A class assignment at a Missouri elementary school asking pupils to set their price for a slave has caused a furious backlash leading to the teacher’s administrative leave and the NAACP demanding a formal apology from the school.
Fifth grade students at a Mehlville, Missouri, school were asked to tackle questions on free market economics and how to set prices.
ABC17 reports that the pupils were asked to set prices for 12 different things: lumber, tar, wool, milk, etc.
But the final thing on the list sparked outrage.
“You own a plantation or farm and therefore need more workers,” the question asked. “You begin to get involved in the slave trade industry and have slaves work on your farm. Your product to trade is___________ slaves. Set your price for a slave. These could be worth a lot.”

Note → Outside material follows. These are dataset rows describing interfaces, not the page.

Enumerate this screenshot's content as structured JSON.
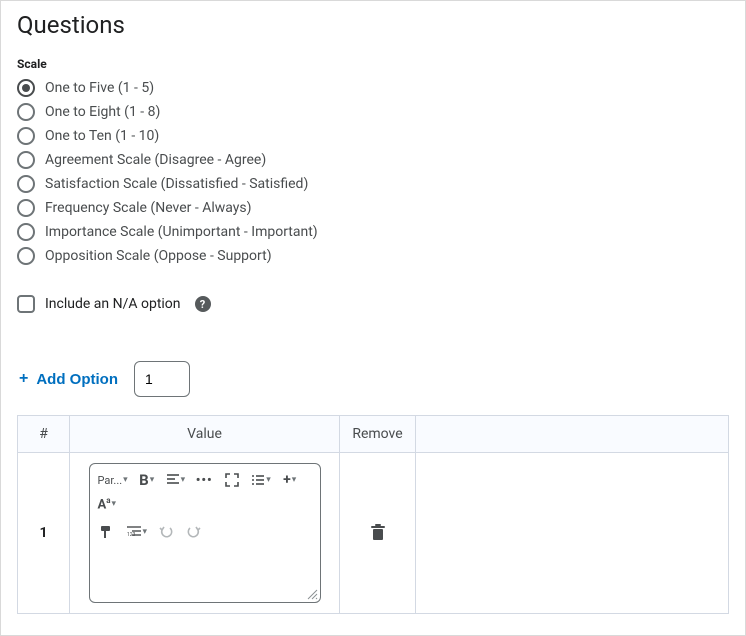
{
  "title": "Questions",
  "scale": {
    "label": "Scale",
    "selected_index": 0,
    "options": [
      "One to Five (1 - 5)",
      "One to Eight (1 - 8)",
      "One to Ten (1 - 10)",
      "Agreement Scale (Disagree - Agree)",
      "Satisfaction Scale (Dissatisfied - Satisfied)",
      "Frequency Scale (Never - Always)",
      "Importance Scale (Unimportant - Important)",
      "Opposition Scale (Oppose - Support)"
    ]
  },
  "include_na": {
    "label": "Include an N/A option",
    "checked": false
  },
  "add_option": {
    "label": "Add Option",
    "count": "1"
  },
  "table": {
    "headers": {
      "num": "#",
      "value": "Value",
      "remove": "Remove"
    },
    "rows": [
      {
        "num": "1",
        "value": ""
      }
    ]
  },
  "editor_toolbar": {
    "paragraph": "Par..."
  }
}
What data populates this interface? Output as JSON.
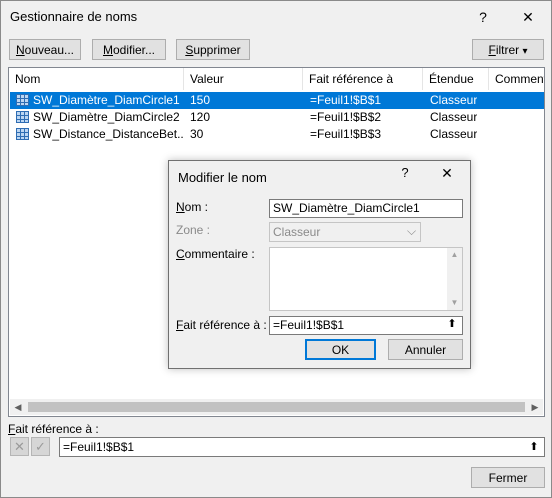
{
  "window": {
    "title": "Gestionnaire de noms",
    "help": "?",
    "close": "✕"
  },
  "toolbar": {
    "new_first": "N",
    "new_rest": "ouveau...",
    "edit_first": "M",
    "edit_rest": "odifier...",
    "delete_first": "S",
    "delete_rest": "upprimer",
    "filter_first": "F",
    "filter_rest": "iltrer",
    "filter_arrow": "▾"
  },
  "list": {
    "columns": [
      "Nom",
      "Valeur",
      "Fait référence à",
      "Étendue",
      "Comment"
    ],
    "rows": [
      {
        "name": "SW_Diamètre_DiamCircle1",
        "value": "150",
        "ref": "=Feuil1!$B$1",
        "scope": "Classeur"
      },
      {
        "name": "SW_Diamètre_DiamCircle2",
        "value": "120",
        "ref": "=Feuil1!$B$2",
        "scope": "Classeur"
      },
      {
        "name": "SW_Distance_DistanceBet...",
        "value": "30",
        "ref": "=Feuil1!$B$3",
        "scope": "Classeur"
      }
    ],
    "scroll_left": "◀",
    "scroll_right": "▶"
  },
  "bottom": {
    "ref_label_first": "F",
    "ref_label_rest": "ait référence à :",
    "ref_value": "=Feuil1!$B$1",
    "cancel_icon": "✕",
    "ok_icon": "✓",
    "collapse_icon": "⬆",
    "close_label": "Fermer"
  },
  "dialog": {
    "title": "Modifier le nom",
    "help": "?",
    "close": "✕",
    "name_label_first": "N",
    "name_label_rest": "om :",
    "name_value": "SW_Diamètre_DiamCircle1",
    "scope_label": "Zone :",
    "scope_value": "Classeur",
    "scope_arrow": "⌵",
    "comment_label_first": "C",
    "comment_label_rest": "ommentaire :",
    "comment_up": "▲",
    "comment_down": "▼",
    "ref_label_first": "F",
    "ref_label_rest": "ait référence à :",
    "ref_value": "=Feuil1!$B$1",
    "collapse_icon": "⬆",
    "ok_label": "OK",
    "cancel_label": "Annuler"
  }
}
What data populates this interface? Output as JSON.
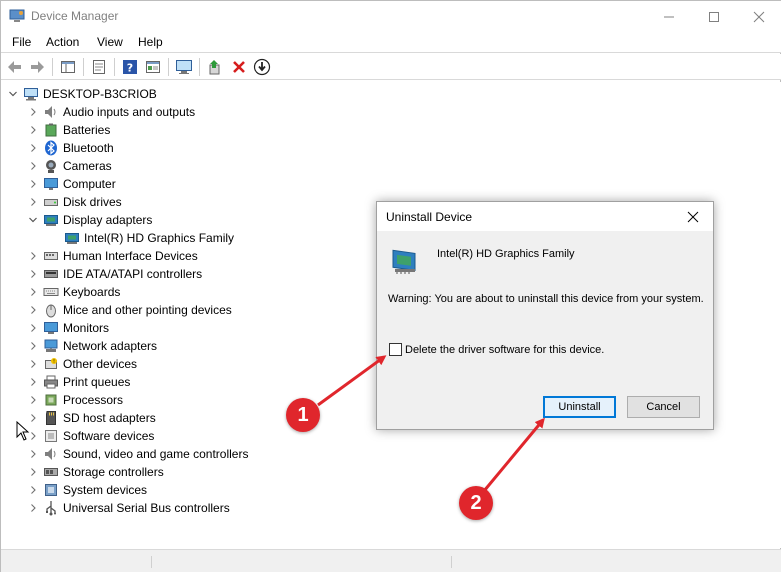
{
  "window": {
    "title": "Device Manager"
  },
  "menu": [
    "File",
    "Action",
    "View",
    "Help"
  ],
  "toolbar": {
    "buttons": [
      "back-arrow-icon",
      "forward-arrow-icon",
      "show-hide-console-tree-icon",
      "properties-icon",
      "help-icon",
      "view-icon",
      "monitor-scan-icon",
      "update-driver-icon",
      "uninstall-x-icon",
      "download-icon"
    ]
  },
  "tree": {
    "root": "DESKTOP-B3CRIOB",
    "categories": [
      {
        "label": "Audio inputs and outputs",
        "icon": "speaker-icon",
        "expanded": false
      },
      {
        "label": "Batteries",
        "icon": "battery-icon",
        "expanded": false
      },
      {
        "label": "Bluetooth",
        "icon": "bluetooth-icon",
        "expanded": false
      },
      {
        "label": "Cameras",
        "icon": "camera-icon",
        "expanded": false
      },
      {
        "label": "Computer",
        "icon": "computer-icon",
        "expanded": false
      },
      {
        "label": "Disk drives",
        "icon": "disk-drive-icon",
        "expanded": false
      },
      {
        "label": "Display adapters",
        "icon": "display-adapter-icon",
        "expanded": true,
        "children": [
          "Intel(R) HD Graphics Family"
        ]
      },
      {
        "label": "Human Interface Devices",
        "icon": "hid-icon",
        "expanded": false
      },
      {
        "label": "IDE ATA/ATAPI controllers",
        "icon": "ide-controller-icon",
        "expanded": false
      },
      {
        "label": "Keyboards",
        "icon": "keyboard-icon",
        "expanded": false
      },
      {
        "label": "Mice and other pointing devices",
        "icon": "mouse-icon",
        "expanded": false
      },
      {
        "label": "Monitors",
        "icon": "monitor-icon",
        "expanded": false
      },
      {
        "label": "Network adapters",
        "icon": "network-adapter-icon",
        "expanded": false
      },
      {
        "label": "Other devices",
        "icon": "other-devices-icon",
        "expanded": false
      },
      {
        "label": "Print queues",
        "icon": "printer-icon",
        "expanded": false
      },
      {
        "label": "Processors",
        "icon": "processor-icon",
        "expanded": false
      },
      {
        "label": "SD host adapters",
        "icon": "sd-card-icon",
        "expanded": false
      },
      {
        "label": "Software devices",
        "icon": "software-device-icon",
        "expanded": false
      },
      {
        "label": "Sound, video and game controllers",
        "icon": "speaker-icon",
        "expanded": false
      },
      {
        "label": "Storage controllers",
        "icon": "storage-controller-icon",
        "expanded": false
      },
      {
        "label": "System devices",
        "icon": "system-device-icon",
        "expanded": false
      },
      {
        "label": "Universal Serial Bus controllers",
        "icon": "usb-icon",
        "expanded": false
      }
    ]
  },
  "dialog": {
    "title": "Uninstall Device",
    "device_name": "Intel(R) HD Graphics Family",
    "warning": "Warning: You are about to uninstall this device from your system.",
    "checkbox_label": "Delete the driver software for this device.",
    "checkbox_checked": false,
    "uninstall_label": "Uninstall",
    "cancel_label": "Cancel"
  },
  "callouts": [
    "1",
    "2"
  ],
  "colors": {
    "accent": "#0078d7",
    "callout": "#e0262c"
  }
}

Speaking to KMOV, the school’s principal, Jeremy Booker, said: “The assignment was culturally insensitive… The teacher has expressed significant remorse.”
Booker was prompted out of the incident to send a letter to parents attempting to explain the assignment and what following steps will be taken because of it.
Booker went onto say: “The school district is continuing to investigate this event.
“I am working with district leadership to provide all Blades teachers and staff with professional development on cultural bias in the near future.”
One student’s mother, Angela Walker, whose child is biracial said: “We have to be more culturally sensitive. We can say get over a homework assignment. It’s just a homework assignment. That was 100 years ago.
“It was but it’s still someone else’s family. Maybe there are people who don’t see the wrong in it but we need to be talking about it.”
Walker hopes the school and its staff will learn from its faux-pas.
Apart from demanding a formal apology, the NAACP has offered to intervene and assist in retraining the school’s staff.